▶ **EXERCISE MATERIALS**
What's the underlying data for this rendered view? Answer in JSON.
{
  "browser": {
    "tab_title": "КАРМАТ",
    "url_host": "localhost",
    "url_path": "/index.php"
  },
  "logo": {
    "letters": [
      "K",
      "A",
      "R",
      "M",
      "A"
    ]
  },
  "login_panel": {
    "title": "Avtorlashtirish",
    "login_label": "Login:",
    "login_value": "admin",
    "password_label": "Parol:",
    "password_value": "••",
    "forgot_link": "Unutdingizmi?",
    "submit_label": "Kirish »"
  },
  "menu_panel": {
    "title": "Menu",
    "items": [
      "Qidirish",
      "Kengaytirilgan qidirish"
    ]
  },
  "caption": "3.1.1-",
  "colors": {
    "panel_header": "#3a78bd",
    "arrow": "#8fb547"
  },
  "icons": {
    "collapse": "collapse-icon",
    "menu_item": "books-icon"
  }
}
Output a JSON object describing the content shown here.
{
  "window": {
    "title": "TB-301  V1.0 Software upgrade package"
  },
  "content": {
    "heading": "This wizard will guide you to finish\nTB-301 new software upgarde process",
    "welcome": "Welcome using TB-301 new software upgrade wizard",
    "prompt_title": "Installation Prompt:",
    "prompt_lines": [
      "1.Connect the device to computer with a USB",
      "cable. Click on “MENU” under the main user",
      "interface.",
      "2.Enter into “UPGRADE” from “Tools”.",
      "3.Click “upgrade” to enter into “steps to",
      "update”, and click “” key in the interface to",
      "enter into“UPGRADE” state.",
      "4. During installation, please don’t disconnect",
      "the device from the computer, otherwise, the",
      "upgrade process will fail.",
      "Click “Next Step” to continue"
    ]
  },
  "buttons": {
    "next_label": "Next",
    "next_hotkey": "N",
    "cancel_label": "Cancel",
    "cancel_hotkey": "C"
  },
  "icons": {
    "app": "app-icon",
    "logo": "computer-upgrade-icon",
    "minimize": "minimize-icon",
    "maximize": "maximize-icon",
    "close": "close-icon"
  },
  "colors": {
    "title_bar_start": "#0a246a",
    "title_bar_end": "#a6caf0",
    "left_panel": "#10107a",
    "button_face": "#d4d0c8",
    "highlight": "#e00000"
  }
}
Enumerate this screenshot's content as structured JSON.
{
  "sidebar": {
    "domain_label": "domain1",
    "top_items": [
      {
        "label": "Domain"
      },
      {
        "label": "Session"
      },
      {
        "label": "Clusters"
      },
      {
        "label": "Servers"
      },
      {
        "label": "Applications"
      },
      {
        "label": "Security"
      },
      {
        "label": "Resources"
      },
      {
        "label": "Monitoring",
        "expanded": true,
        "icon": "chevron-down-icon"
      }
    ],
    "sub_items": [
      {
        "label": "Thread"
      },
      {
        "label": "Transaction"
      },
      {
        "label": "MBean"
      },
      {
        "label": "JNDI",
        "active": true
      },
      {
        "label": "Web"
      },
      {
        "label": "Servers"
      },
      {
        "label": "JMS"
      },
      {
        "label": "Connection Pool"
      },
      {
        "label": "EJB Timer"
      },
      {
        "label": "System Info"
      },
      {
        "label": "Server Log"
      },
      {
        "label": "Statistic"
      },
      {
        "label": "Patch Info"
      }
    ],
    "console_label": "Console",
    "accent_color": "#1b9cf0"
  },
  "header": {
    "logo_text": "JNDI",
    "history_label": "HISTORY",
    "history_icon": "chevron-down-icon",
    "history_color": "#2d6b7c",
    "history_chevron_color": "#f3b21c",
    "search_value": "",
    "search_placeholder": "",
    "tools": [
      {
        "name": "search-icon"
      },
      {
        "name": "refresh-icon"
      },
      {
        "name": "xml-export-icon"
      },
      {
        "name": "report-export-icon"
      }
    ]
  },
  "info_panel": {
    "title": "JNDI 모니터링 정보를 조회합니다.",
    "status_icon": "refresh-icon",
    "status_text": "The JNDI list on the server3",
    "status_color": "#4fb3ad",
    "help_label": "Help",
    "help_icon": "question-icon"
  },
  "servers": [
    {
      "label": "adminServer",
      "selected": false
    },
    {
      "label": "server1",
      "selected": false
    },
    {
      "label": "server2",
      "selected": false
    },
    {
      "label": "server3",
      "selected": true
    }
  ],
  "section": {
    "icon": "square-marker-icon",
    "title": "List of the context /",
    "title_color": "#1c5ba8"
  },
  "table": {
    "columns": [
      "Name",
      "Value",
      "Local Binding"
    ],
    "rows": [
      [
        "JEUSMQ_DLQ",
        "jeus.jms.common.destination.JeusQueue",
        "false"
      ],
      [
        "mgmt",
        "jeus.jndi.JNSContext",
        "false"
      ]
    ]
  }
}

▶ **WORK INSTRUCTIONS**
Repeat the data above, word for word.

▶ **OUTPUT BELOW**
What's the underlying data for this rendered view? Answer in JSON.
{
  "browser": {
    "tab_title": "КАРМАТ",
    "url_host": "localhost",
    "url_path": "/index.php"
  },
  "logo": {
    "letters": [
      "K",
      "A",
      "R",
      "M",
      "A"
    ]
  },
  "login_panel": {
    "title": "Avtorlashtirish",
    "login_label": "Login:",
    "login_value": "admin",
    "password_label": "Parol:",
    "password_value": "••",
    "forgot_link": "Unutdingizmi?",
    "submit_label": "Kirish »"
  },
  "menu_panel": {
    "title": "Menu",
    "items": [
      "Qidirish",
      "Kengaytirilgan qidirish"
    ]
  },
  "caption": "3.1.1-",
  "colors": {
    "panel_header": "#3a78bd",
    "arrow": "#8fb547"
  },
  "icons": {
    "collapse": "collapse-icon",
    "menu_item": "books-icon"
  }
}
Output a JSON object describing the content shown here.
{
  "window": {
    "title": "TB-301  V1.0 Software upgrade package"
  },
  "content": {
    "heading": "This wizard will guide you to finish\nTB-301 new software upgarde process",
    "welcome": "Welcome using TB-301 new software upgrade wizard",
    "prompt_title": "Installation Prompt:",
    "prompt_lines": [
      "1.Connect the device to computer with a USB",
      "cable. Click on “MENU” under the main user",
      "interface.",
      "2.Enter into “UPGRADE” from “Tools”.",
      "3.Click “upgrade” to enter into “steps to",
      "update”, and click “” key in the interface to",
      "enter into“UPGRADE” state.",
      "4. During installation, please don’t disconnect",
      "the device from the computer, otherwise, the",
      "upgrade process will fail.",
      "Click “Next Step” to continue"
    ]
  },
  "buttons": {
    "next_label": "Next",
    "next_hotkey": "N",
    "cancel_label": "Cancel",
    "cancel_hotkey": "C"
  },
  "icons": {
    "app": "app-icon",
    "logo": "computer-upgrade-icon",
    "minimize": "minimize-icon",
    "maximize": "maximize-icon",
    "close": "close-icon"
  },
  "colors": {
    "title_bar_start": "#0a246a",
    "title_bar_end": "#a6caf0",
    "left_panel": "#10107a",
    "button_face": "#d4d0c8",
    "highlight": "#e00000"
  }
}
Enumerate this screenshot's content as structured JSON.
{
  "sidebar": {
    "domain_label": "domain1",
    "top_items": [
      {
        "label": "Domain"
      },
      {
        "label": "Session"
      },
      {
        "label": "Clusters"
      },
      {
        "label": "Servers"
      },
      {
        "label": "Applications"
      },
      {
        "label": "Security"
      },
      {
        "label": "Resources"
      },
      {
        "label": "Monitoring",
        "expanded": true,
        "icon": "chevron-down-icon"
      }
    ],
    "sub_items": [
      {
        "label": "Thread"
      },
      {
        "label": "Transaction"
      },
      {
        "label": "MBean"
      },
      {
        "label": "JNDI",
        "active": true
      },
      {
        "label": "Web"
      },
      {
        "label": "Servers"
      },
      {
        "label": "JMS"
      },
      {
        "label": "Connection Pool"
      },
      {
        "label": "EJB Timer"
      },
      {
        "label": "System Info"
      },
      {
        "label": "Server Log"
      },
      {
        "label": "Statistic"
      },
      {
        "label": "Patch Info"
      }
    ],
    "console_label": "Console",
    "accent_color": "#1b9cf0"
  },
  "header": {
    "logo_text": "JNDI",
    "history_label": "HISTORY",
    "history_icon": "chevron-down-icon",
    "history_color": "#2d6b7c",
    "history_chevron_color": "#f3b21c",
    "search_value": "",
    "search_placeholder": "",
    "tools": [
      {
        "name": "search-icon"
      },
      {
        "name": "refresh-icon"
      },
      {
        "name": "xml-export-icon"
      },
      {
        "name": "report-export-icon"
      }
    ]
  },
  "info_panel": {
    "title": "JNDI 모니터링 정보를 조회합니다.",
    "status_icon": "refresh-icon",
    "status_text": "The JNDI list on the server3",
    "status_color": "#4fb3ad",
    "help_label": "Help",
    "help_icon": "question-icon"
  },
  "servers": [
    {
      "label": "adminServer",
      "selected": false
    },
    {
      "label": "server1",
      "selected": false
    },
    {
      "label": "server2",
      "selected": false
    },
    {
      "label": "server3",
      "selected": true
    }
  ],
  "section": {
    "icon": "square-marker-icon",
    "title": "List of the context /",
    "title_color": "#1c5ba8"
  },
  "table": {
    "columns": [
      "Name",
      "Value",
      "Local Binding"
    ],
    "rows": [
      [
        "JEUSMQ_DLQ",
        "jeus.jms.common.destination.JeusQueue",
        "false"
      ],
      [
        "mgmt",
        "jeus.jndi.JNSContext",
        "false"
      ]
    ]
  }
}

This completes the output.